Given the aforementioned connection between Spain and France when it comes to surrealism, its only fitting that despite being a Spanish film that defines a very Spanish film movement, Fata Morgana, or “Left-Handed Fate”, feels very much like a French film at times. Not so much Nouvelle Vague, more Nouvelle Roman in the vein of Alain Robbe-Grillet. While the film doesn’t contain the explicit fourth wall breaking found in Robbe-Grillet’s playful narrative deconstructions, there is a constant feeling of Aranda winking his eye at the audience, saying everything happening on screen is some sort of absurd game, the rules to which are being made up on the spot and could change in a instant. It can be a thoroughly confusing film at times considering that there’s very little set-up and the action just happens at random as if in a fever-dream yet the film begins to make sense after the fact once the meaning of the title “Left-Handed Fate” beings to sink in. The film also has somewhat of a futuristic sci-fi edge to it. While no explanation is given as to why there is a mass evacuation taking place, some sort of nuclear or chemical weapons disaster wouldn’t be a bad guess as in the films most unusual moment, a woman happens upon a man baring severe monster-esque mutations. This could also have been an anti-General Franco political statement on Aranda’s part. Turning Barcelona into a ghost town was a masterstroke on Aranda’s part with all the sparseness adding to the surreality.

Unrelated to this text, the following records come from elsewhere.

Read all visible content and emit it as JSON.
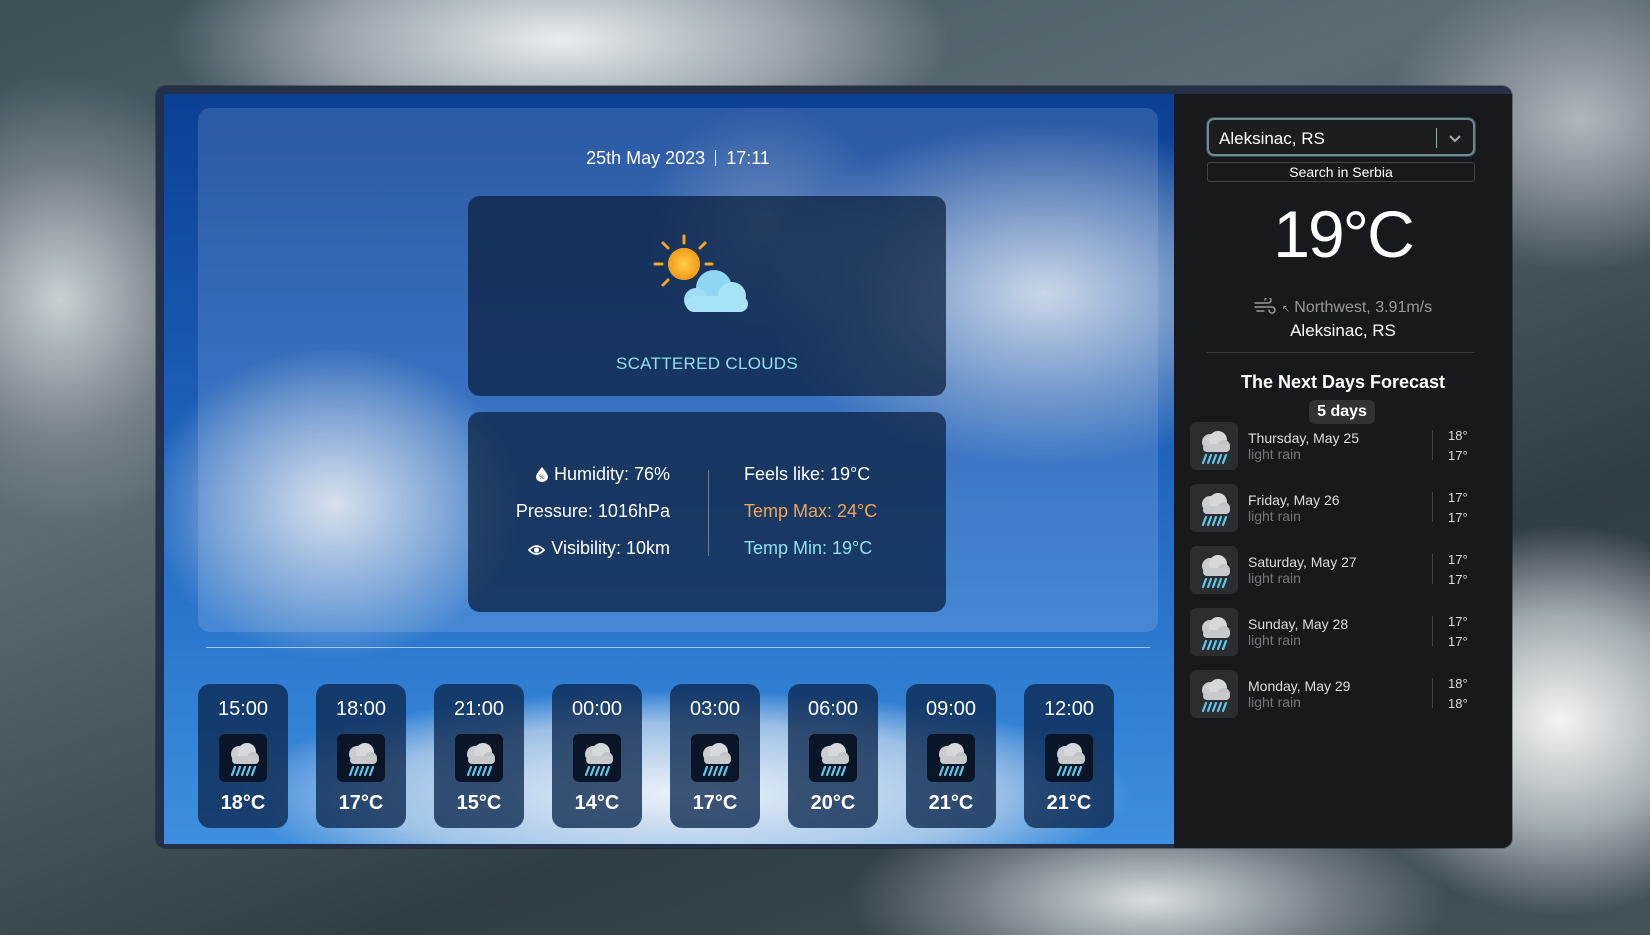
{
  "header": {
    "date": "25th May 2023",
    "time": "17:11"
  },
  "current": {
    "condition": "SCATTERED CLOUDS",
    "condition_icon": "sun-behind-cloud-icon",
    "humidity": "Humidity: 76%",
    "pressure": "Pressure: 1016hPa",
    "visibility": "Visibility: 10km",
    "feels_like": "Feels like: 19°C",
    "temp_max": "Temp Max: 24°C",
    "temp_min": "Temp Min: 19°C"
  },
  "hourly": [
    {
      "time": "15:00",
      "temp": "18°C",
      "icon": "rain-cloud-icon"
    },
    {
      "time": "18:00",
      "temp": "17°C",
      "icon": "rain-cloud-icon"
    },
    {
      "time": "21:00",
      "temp": "15°C",
      "icon": "rain-cloud-icon"
    },
    {
      "time": "00:00",
      "temp": "14°C",
      "icon": "rain-cloud-icon"
    },
    {
      "time": "03:00",
      "temp": "17°C",
      "icon": "rain-cloud-icon"
    },
    {
      "time": "06:00",
      "temp": "20°C",
      "icon": "rain-cloud-icon"
    },
    {
      "time": "09:00",
      "temp": "21°C",
      "icon": "rain-cloud-icon"
    },
    {
      "time": "12:00",
      "temp": "21°C",
      "icon": "rain-cloud-icon"
    }
  ],
  "sidebar": {
    "location_select": "Aleksinac, RS",
    "search_button": "Search in Serbia",
    "temperature": "19°C",
    "wind": "Northwest, 3.91m/s",
    "location": "Aleksinac, RS",
    "forecast_title": "The Next Days Forecast",
    "forecast_days_pill": "5 days",
    "forecast": [
      {
        "day": "Thursday, May 25",
        "desc": "light rain",
        "max": "18°",
        "min": "17°"
      },
      {
        "day": "Friday, May 26",
        "desc": "light rain",
        "max": "17°",
        "min": "17°"
      },
      {
        "day": "Saturday, May 27",
        "desc": "light rain",
        "max": "17°",
        "min": "17°"
      },
      {
        "day": "Sunday, May 28",
        "desc": "light rain",
        "max": "17°",
        "min": "17°"
      },
      {
        "day": "Monday, May 29",
        "desc": "light rain",
        "max": "18°",
        "min": "18°"
      }
    ]
  },
  "colors": {
    "accent_cyan": "#8ee0f0",
    "accent_orange": "#f2a45a"
  }
}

Being a surrealist film there are naturally moments of absurdity and humor. Seeing Gimpera followed by an armored tank/bus type of vehicle while the unseen driver tries to chat her up via megaphone is quite the hilarious sight as is the stranger (a spy perhaps?) sent to save Gimpera meeting with the mysterious prophetic professor covered in gauze resembling the Invisible Man in an empty stadium. The film also contains one of the more unique murder weapons found in European genre cinema, a metallic fish with a retractable blade. What’s also interesting is how certain scenes seem to find Aranda, albeit perhaps not intentionally, predicting some of the imagery that would be found in his next feature, the criminally underrated The Exquisite Cadaver (1969), also starring Gimerpa. Equally fascinating is the origin of the name Fata Morgana, the Italian name of Morgan le Fey, the sister of King Arthur and ruler of Avalon who possess supernatural abilities. In the legends she was believed to have been the cause of mirages Strait of Messina. Fata Morgana is also the name of a 1971 Werner Herzog film depicting mirages in the Sahara desert. Fan’s of The Blood Splattered Bride who are unfamiliar with Aranda’s other work should make an effort to dive deeper into the world of one of Spain’s most fierce and fascinating filmmakers with Fata Morgana being an essential part of that world.


  1. Nice review! We're releasing The Blood Spattered Bride on Blu-ray - hopefully later this year - and I did a long interview with cinematographer Fernando Arribas, who also worked on Fata Morgana and The Exquisite Cadaver. He had quite a bit to say about the connections between all these films - and also why Aranda so radically changed his approach after Blood Spattered Bride.

    1. Thanks Pete! Very much looking forward to the new Blood Splattered release and even more so now that you mentioned the Arribas interview!